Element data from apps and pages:
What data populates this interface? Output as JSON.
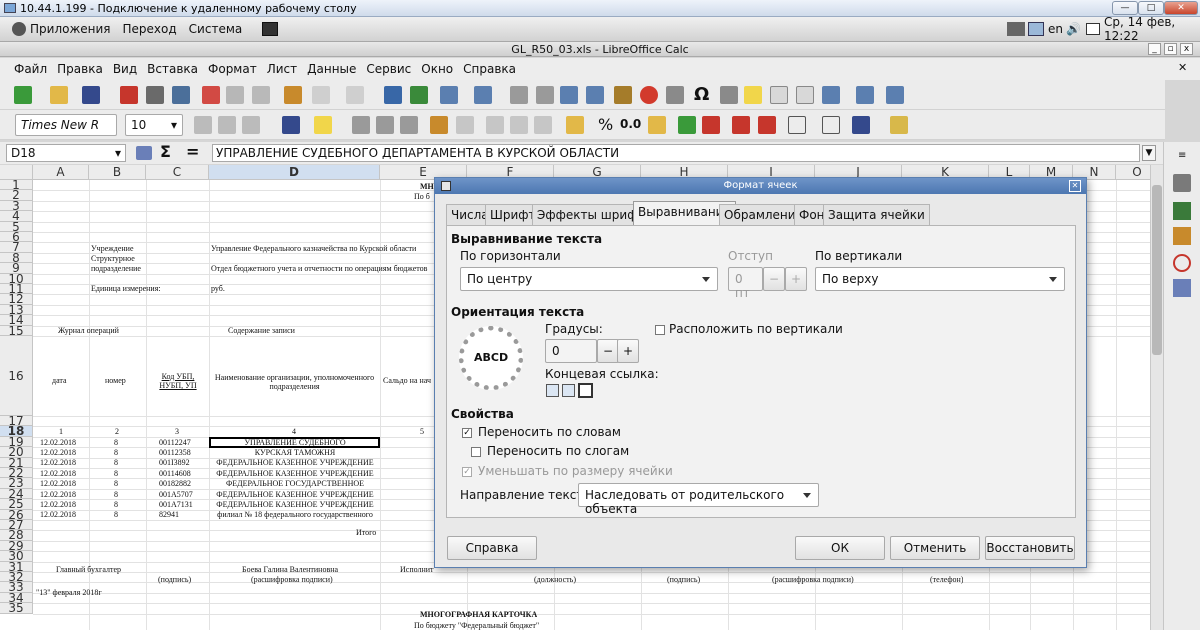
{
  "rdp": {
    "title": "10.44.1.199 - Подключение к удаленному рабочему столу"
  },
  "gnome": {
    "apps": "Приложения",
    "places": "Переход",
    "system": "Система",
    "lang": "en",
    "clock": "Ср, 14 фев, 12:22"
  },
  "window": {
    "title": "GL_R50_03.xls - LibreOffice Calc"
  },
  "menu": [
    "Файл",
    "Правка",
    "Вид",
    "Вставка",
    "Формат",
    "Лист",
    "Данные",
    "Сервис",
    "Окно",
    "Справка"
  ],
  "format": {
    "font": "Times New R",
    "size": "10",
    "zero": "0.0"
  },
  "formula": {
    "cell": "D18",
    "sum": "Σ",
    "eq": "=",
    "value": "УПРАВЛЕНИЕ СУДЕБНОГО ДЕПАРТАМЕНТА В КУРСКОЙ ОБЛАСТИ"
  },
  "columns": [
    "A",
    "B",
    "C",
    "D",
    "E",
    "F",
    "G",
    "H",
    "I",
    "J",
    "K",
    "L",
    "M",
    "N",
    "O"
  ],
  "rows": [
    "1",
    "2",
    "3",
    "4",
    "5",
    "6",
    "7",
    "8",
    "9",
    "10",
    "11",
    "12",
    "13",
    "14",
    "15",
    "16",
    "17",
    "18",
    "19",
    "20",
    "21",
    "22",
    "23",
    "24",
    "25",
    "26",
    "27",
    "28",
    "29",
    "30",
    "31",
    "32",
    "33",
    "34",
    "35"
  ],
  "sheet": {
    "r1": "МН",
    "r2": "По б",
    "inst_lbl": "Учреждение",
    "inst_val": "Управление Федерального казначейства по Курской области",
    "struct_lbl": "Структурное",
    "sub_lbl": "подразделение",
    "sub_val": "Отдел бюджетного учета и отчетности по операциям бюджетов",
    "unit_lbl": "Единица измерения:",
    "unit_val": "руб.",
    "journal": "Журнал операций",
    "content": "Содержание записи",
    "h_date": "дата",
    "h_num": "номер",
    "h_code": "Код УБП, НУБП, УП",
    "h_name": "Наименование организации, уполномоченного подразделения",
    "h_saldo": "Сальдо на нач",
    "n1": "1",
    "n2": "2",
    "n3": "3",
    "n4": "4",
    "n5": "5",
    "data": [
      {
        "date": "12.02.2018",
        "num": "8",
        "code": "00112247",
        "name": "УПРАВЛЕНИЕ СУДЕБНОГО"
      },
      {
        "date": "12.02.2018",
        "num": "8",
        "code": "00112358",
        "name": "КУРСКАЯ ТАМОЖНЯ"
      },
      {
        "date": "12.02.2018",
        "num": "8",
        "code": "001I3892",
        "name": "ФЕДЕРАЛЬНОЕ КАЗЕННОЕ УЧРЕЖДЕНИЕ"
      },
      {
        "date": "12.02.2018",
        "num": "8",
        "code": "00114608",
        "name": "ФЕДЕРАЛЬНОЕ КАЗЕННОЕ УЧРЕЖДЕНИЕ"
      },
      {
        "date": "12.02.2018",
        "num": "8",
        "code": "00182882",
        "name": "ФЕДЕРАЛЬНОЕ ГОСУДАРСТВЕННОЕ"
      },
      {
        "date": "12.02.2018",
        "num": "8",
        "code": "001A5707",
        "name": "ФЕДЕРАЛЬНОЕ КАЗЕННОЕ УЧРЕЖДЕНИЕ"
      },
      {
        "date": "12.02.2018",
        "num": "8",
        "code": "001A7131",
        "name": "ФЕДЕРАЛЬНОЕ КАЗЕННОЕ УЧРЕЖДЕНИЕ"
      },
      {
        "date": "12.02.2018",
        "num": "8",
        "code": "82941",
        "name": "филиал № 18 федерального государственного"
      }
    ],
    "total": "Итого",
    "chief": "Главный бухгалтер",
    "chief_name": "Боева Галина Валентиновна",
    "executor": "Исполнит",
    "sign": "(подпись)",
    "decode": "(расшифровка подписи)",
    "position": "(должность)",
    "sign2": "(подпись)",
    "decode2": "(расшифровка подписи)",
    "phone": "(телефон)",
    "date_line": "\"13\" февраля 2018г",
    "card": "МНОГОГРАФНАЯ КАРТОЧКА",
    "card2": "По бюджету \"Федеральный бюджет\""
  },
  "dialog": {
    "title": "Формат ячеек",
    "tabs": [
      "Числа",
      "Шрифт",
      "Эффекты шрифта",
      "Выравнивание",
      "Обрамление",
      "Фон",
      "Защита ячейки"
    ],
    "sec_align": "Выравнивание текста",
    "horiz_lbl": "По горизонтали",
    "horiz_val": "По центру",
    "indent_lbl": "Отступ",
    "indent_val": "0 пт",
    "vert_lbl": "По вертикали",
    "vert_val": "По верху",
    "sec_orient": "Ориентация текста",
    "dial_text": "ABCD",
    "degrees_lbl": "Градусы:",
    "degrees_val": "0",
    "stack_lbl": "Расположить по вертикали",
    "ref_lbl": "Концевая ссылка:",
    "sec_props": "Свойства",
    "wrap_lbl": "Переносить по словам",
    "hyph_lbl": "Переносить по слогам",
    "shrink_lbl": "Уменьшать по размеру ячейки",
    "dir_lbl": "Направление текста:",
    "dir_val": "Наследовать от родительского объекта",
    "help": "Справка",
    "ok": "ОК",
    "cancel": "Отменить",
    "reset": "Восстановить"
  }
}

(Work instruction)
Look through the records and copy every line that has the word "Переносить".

(Response area)
    "wrap_lbl": "Переносить по словам",
    "hyph_lbl": "Переносить по слогам",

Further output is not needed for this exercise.